By Kar Munirathinam, CH2M HILL Principal Technologist

Dr. Munirathinam will be presenting the paper, “Selenium Treatment of Mine Water Effluent in a Fluidized Bed Reactor” on Monday, October 17, 2:00pm-2:30 pm, in room 402B as part of Technical session 004 during WEFTEC. See a full list of CH2M HILL’s WEFTEC events and participation.  

Due to its ubiquity and associated aquatic toxicity, even at low concentrations, selenium (Se) treatment in wastewater has become a major challenge for a wide range of industries, including oil and gas, agriculture and mining. Mining operations are a major anthropogenic source of Se release in the environment. Since Se is naturally present in most soils, mining operations, including excavation, can result in the release of Se in waste rocks and tailings. Surface runoff due to precipitation, groundwater intrusion, or mine operations transfers the Se from rock to the water matrix and introduces it to the aquatic environment. As a result, surface coal mines, especially in the eastern U.S., are coming under increased scrutiny to control release of Se into aquatic streams.

CH2M HILL conducted a study of activities undertaken at a confidential Appalachian surface coal mine to address some of the issues associated with meeting compliance for Se. The facility treats both the surface runoff water and groundwater contacting the overburden fill areas (e.g., valley fills) discharged from these operations to sedimentation ponds. Effluent from the treatment systems are discharged to a surface water of the state as permitted by National Pollutant Discharge Elimination System (NPDES) permits issued by the state Department of Environmental Protection (DEP). The facility has exceeded the total recoverable Se limits included in its permit, and is evaluating options to ensure future compliance with these limits.

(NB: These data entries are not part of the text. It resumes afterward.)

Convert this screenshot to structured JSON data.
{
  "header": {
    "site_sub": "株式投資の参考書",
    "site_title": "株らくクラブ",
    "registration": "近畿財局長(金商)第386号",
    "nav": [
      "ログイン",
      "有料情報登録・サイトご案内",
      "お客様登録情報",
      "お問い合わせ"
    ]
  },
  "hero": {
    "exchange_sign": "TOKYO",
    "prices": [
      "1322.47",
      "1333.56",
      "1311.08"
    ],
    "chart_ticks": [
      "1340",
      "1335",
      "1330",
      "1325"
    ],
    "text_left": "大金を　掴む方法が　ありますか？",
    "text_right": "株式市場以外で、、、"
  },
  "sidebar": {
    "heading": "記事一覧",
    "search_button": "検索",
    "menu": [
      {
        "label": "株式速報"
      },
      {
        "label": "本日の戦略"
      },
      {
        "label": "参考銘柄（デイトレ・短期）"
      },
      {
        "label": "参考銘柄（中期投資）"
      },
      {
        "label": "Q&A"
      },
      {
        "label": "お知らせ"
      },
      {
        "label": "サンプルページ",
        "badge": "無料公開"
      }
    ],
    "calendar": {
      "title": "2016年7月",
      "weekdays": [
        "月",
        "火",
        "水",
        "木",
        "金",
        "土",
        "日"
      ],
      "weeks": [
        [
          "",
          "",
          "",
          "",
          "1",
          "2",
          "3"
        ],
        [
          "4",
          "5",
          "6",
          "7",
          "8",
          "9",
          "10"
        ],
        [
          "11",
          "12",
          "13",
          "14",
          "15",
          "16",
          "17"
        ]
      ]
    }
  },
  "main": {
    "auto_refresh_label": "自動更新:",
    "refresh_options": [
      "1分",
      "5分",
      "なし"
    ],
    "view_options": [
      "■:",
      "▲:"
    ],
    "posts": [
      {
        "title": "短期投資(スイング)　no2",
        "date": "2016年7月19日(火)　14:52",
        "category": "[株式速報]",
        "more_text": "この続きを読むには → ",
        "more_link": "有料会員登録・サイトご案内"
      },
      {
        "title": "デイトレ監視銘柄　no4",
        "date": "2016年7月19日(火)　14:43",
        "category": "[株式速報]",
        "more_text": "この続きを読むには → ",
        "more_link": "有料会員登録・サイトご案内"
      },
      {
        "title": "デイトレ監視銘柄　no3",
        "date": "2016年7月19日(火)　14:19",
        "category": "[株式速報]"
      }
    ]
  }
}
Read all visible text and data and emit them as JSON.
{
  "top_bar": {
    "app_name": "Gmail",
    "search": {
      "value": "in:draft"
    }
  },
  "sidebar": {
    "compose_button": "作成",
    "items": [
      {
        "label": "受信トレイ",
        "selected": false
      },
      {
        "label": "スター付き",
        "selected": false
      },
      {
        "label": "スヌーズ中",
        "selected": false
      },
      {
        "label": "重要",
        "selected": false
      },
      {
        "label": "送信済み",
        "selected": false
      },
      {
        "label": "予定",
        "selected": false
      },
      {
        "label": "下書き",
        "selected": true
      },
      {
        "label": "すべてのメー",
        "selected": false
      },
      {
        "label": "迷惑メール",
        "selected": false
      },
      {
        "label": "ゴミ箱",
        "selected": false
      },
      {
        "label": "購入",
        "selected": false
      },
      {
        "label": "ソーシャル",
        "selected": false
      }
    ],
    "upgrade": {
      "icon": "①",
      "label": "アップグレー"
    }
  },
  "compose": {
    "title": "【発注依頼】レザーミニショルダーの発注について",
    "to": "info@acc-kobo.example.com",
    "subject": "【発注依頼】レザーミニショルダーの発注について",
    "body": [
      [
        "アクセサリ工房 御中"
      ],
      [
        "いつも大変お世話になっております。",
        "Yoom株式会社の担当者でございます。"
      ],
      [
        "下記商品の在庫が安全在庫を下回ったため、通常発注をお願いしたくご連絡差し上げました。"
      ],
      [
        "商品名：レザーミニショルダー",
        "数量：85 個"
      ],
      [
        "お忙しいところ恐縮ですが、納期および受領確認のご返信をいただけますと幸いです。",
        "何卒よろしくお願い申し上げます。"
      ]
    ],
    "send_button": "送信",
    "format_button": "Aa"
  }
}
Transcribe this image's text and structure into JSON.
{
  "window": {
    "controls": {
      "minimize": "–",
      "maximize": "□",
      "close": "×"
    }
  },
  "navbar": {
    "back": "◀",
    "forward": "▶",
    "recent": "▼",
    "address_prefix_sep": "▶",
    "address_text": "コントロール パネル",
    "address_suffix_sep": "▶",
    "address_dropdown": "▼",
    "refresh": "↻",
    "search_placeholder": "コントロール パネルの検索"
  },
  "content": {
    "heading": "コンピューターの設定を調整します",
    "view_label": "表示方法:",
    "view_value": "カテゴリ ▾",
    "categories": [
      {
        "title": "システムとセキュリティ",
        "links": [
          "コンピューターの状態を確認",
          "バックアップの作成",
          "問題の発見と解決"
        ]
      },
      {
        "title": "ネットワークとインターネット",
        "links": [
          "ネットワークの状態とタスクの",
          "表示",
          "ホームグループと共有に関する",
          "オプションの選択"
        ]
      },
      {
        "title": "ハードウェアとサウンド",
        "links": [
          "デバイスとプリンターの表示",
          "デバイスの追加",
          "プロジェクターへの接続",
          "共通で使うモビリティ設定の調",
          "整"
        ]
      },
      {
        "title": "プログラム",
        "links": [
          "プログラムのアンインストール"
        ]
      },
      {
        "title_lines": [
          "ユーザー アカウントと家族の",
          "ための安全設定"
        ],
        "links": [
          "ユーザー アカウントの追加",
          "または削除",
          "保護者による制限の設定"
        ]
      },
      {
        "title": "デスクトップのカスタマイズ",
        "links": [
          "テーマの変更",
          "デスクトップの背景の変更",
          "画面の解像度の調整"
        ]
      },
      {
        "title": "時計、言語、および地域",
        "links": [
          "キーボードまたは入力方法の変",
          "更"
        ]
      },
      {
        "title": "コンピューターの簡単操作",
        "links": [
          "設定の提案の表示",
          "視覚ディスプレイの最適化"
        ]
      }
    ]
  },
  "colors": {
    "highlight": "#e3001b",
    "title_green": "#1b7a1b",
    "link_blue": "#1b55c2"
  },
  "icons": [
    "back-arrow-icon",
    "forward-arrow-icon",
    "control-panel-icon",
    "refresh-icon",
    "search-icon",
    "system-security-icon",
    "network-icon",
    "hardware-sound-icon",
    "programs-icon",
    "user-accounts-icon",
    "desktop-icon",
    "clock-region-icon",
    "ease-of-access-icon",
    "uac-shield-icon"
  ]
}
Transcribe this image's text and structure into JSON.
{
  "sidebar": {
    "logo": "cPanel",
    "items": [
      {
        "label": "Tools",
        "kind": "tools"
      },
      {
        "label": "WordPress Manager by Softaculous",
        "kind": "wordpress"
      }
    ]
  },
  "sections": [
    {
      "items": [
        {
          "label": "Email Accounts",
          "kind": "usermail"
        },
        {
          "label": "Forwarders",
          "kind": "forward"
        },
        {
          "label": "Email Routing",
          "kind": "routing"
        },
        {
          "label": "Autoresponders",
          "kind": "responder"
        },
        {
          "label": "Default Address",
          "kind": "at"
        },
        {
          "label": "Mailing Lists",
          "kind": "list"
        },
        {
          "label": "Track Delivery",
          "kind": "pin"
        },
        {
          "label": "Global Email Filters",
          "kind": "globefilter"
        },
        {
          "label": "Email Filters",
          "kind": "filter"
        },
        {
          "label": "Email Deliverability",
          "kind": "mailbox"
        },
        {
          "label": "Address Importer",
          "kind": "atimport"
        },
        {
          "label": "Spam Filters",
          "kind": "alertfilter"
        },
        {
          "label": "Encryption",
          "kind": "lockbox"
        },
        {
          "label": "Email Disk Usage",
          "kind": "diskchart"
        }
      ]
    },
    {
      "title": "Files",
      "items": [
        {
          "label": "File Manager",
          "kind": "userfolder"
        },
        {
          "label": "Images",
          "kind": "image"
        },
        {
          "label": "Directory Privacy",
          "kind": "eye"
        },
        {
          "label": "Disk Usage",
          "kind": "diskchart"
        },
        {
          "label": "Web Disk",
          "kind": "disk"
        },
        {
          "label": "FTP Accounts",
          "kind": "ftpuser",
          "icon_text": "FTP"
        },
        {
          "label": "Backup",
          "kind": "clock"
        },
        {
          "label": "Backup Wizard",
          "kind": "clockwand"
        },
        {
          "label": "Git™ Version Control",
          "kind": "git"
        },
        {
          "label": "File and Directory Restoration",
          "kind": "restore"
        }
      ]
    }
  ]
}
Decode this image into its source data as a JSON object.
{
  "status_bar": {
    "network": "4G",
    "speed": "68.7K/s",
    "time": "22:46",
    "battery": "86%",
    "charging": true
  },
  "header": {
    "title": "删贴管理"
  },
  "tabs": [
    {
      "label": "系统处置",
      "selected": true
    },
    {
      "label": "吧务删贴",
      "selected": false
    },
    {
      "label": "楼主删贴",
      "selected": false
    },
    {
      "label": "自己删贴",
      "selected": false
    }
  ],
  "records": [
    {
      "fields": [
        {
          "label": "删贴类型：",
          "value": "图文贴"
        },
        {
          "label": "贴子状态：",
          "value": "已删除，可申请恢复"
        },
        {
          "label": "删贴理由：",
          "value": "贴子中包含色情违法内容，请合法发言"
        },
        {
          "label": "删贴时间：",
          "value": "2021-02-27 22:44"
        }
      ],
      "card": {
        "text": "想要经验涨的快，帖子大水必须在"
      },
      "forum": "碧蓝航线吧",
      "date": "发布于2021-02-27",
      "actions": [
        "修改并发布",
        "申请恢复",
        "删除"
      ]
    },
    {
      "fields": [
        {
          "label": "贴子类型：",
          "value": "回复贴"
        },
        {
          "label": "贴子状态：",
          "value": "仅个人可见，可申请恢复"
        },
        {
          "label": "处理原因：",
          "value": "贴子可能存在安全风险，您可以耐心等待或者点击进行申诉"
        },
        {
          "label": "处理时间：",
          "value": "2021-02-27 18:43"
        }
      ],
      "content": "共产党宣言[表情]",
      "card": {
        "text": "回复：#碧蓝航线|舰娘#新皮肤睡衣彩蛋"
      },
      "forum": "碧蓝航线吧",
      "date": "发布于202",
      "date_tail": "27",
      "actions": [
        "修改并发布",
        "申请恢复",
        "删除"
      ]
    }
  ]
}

We conducted a conceptual treatment alternatives evaluation to compare Se treatment alternatives for the site’s NPDES outfalls. The technologies evaluated were: chemical treatment – zero-valent iron; physical treatment – ion exchange, reverse osmosis, evaporator, and crystallizer; and biological treatment – biological fluidized bed reactor (FBR), subsurface flow wetlands, and ABMet®. Technologies were compared on the basis of treatment effectiveness, capital and O&M (operations and maintenance) costs, footprint, and availability. Our evaluation identified the FBR to be the most cost-effective technology for Se removal from the mine water. The primary advantage of the FBR is the low hydraulic retention time resulting in low capital cost and small footprint. FBR technology is well proven for nitrate and perchlorate removal; however it was not specifically demonstrated for Se removal. For this reason, we recommended that FBR pilot testing be conducted to confirm Se treatment at this mine site.

The FBR pilot study demonstrated consistent filtered Se reduction to less than the required limit of 4.7 µg/L for 6 weeks, from start of steady-state operations to the end of the study. However, the average total Se concentration was 11.6 µg/L, which is above the discharge limit, making tertiary treatment of the FBR effluent necessary to remove the Se-containing suspended solids to achieve compliance for total Se. The FBR pilot equipment operated for about 3 months without major process or mechanical issues, and the design parameters for sizing a full-scale system were also developed from the pilot study results. The design parameters include hydraulic retention time, electron donor dosage, nutrient requirements, and sludge production. Full-scale design also would require influent heating to maintain the minimum reactor temperature in the range of 50-55 °F during winter months and a tertiary treatment step to reduce the residual excess soluble effluent biochemical oxygen demand to acceptable discharge levels.

Overall, the FBR pilot study for Se treatment of mine water effluent was successful, and the facility is now implementing a full-scale system to ensure compliance with all NPDES limits. I look forward to sharing the details of the pilot study with those of you who are attending WEFTEC.

Dr. Munirathinam has more than 25 years of experience in treatability studies, process designs, and coordination of detailed design of biological and physical/chemical systems for treating waters and wastewaters laden with conventional pollutants and priority pollutants. Before joining CH2M HILL, Dr. Munirathinam served as a technical director for a water treatment solutions firm, with responsibility for industrial and municipal wastewater treatability studies, conceptual design of wastewater treatment projects, coordination of detailed design, industrial and municipal wastewater treatment plant operations consulting, plant capacity evaluations, and existing treatment plant modifications/upgrades.